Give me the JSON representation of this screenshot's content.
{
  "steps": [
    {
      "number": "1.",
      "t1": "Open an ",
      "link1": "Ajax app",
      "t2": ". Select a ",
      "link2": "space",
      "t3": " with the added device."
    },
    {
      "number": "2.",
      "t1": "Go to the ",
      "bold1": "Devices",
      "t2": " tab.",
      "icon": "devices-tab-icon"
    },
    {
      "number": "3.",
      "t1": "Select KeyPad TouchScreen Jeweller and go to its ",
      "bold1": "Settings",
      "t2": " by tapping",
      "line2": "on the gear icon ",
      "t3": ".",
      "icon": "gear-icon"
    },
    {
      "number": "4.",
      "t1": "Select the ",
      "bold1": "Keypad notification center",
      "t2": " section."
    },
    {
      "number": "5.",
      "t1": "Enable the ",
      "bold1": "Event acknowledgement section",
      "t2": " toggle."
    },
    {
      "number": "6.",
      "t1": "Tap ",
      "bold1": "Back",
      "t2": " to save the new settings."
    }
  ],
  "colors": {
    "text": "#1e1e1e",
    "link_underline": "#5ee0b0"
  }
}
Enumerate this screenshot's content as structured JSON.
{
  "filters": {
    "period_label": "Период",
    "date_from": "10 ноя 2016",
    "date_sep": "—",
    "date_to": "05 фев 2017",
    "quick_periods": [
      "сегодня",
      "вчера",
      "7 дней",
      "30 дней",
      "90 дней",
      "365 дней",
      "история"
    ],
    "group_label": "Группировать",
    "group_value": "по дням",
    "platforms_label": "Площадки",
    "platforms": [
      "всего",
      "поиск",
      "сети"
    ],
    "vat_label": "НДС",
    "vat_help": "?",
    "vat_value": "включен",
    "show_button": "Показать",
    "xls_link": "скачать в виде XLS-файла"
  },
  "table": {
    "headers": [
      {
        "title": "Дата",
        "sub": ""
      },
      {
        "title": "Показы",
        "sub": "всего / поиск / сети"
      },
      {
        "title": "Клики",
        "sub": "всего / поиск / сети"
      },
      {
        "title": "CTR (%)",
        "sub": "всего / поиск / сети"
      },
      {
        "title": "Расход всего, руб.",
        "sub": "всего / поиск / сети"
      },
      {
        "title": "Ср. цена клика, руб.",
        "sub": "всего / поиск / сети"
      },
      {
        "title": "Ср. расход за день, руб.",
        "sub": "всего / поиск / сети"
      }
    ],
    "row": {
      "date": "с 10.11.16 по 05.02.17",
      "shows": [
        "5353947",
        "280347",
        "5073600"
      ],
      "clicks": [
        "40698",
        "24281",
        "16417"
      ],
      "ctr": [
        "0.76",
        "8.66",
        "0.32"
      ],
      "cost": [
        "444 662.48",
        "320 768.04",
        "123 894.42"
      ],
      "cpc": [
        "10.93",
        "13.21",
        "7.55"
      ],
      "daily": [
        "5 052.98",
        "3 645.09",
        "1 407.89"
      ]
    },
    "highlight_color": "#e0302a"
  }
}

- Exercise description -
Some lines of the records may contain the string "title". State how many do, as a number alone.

- Answer below -
7